motif, development and variation 56 Judson Memorial Church 102

Dance composition

Keigwin, Larry 117 basic language of 17

kinesthetic stimuli 301 evaluation 2223
knowing 40, 218 exploring a range of 223
knowledge 6, 8, 11, 32, 40, 101, 128, 138, key skills 18991, 1924
211, 21617, 218 length of time 50
Kylian, Jiri 845, 86, 87, 114 literal, into dance content 212
and meaning 235
Laban, Rudolf 9, 103, 129 pathways created by 64
Laban model 3, 1820, 21 phrases 667
Lander, Harald 33 music 2930, 1245
Langer, S. 42
language of movement 1718 narrative form 71
length of a dance 50 nature 109
limited improvisation 915 new dance 102, 104, 113
logical development 789 Newson, Lloyd 110
lyrical dance 34 new technologies 1467, 1714, 1823
numerical considerations 55
Mackrell, J. 8990, 1023, 1078
Martin, J. 78 orchestration 56, 61, 64, 1679, 207
material elements 5, 21213, 21314 Osborne, H. 216
see also content outcome 213
Matheson, K. 104
meaning and movement 235 pathways 524, 64, 153, 199
midway model 3, 4 Paxton, S. 105
minimalistic gestures 106 performance 1367, 177208
mode of presentation 367 evaluation 2245
motifs 734, 1512, 15860, 2014 improving 1914, 1978, 2001,
in composition 54 2034, 2068
definition 423 phases in creativity 1278
development and variation of 435 phrases 1503, 1601, 1924
group composition 56 placement/placing 556, 64, 778,
solo 1534, 155 135
types of 4850 positional motifs 48
movement post-modern dance 86, 102, 104, 113
analysing the language 18 presentation 1367

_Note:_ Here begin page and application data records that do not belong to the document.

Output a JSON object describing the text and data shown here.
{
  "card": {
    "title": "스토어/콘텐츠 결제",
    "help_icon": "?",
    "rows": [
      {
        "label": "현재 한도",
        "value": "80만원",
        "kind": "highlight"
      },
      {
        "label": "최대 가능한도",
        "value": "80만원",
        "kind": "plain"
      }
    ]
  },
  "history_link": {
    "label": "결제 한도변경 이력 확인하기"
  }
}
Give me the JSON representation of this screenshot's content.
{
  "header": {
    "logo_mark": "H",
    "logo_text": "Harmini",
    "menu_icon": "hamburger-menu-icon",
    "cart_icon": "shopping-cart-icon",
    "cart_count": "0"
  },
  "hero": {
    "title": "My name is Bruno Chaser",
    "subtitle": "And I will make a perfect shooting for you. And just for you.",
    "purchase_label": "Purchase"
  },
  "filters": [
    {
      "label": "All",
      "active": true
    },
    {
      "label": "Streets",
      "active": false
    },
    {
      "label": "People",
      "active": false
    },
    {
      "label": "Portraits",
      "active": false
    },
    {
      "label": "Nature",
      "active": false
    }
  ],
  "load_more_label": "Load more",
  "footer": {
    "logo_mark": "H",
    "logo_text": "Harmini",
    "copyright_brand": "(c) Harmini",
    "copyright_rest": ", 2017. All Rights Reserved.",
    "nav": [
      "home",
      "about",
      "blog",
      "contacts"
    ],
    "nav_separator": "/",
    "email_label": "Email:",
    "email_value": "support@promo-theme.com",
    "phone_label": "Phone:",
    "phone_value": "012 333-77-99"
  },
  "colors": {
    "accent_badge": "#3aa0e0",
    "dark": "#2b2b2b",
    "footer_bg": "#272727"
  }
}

proportion 778 use of in alternative approaches

pure dance 323 11415
spatial features 45
qualitative features 445 speed 195
qualities 2223 Spink, Ian 111, 117
staging elements 2256
Rainer, Yvonne 109, 114 stimuli 2932, 21213
Read, H. 215 evaluation 225
Redfern, H. 21214, 2267 style 25, 818, 1034, 2048
relationships 45, 989, 115, 223 evaluation 224
repetition 457, 74, 2014 factors affecting 826
representational presentation 36 how to stylise a dance 868
resource-based teaching/learning 14374, terminology 812
177208 symbolic presentation 367
response 1367
rhythm and form 679 tactile stimuli 31
Robertson, A. 110 teaching dance composition 813
rondo form 70 technique 81
Rubidge, S. 117 technology 1467, 1714, 1823
rules 6, 10, 105, 116, 119 ternary form 70
Tharp, Twyla 87
Second Stride 117 theatre art model 3
sections 67 themes 701, 10812
Seigel, M. 83 reading of 10812
Servos, N. 110 time 195
shape analysis 1523
group composition 556 design in 50, 669
in space 512 group composition 5661
solos 16971 use of in alternative approaches
sound elements 118 114
space 129, 198201 transition 78a
between 634 travel 1820
analysis 1534
design in 514, 63 unison 56, 589
group composition 615 unity 7980, 2014

Dance composition

Universal Access Screen 150 visual design 63

visual stimuli 30
Vandekeybus, W. 117
variation 701, 745, 2014 Whatley, Sarah 144
group composition 56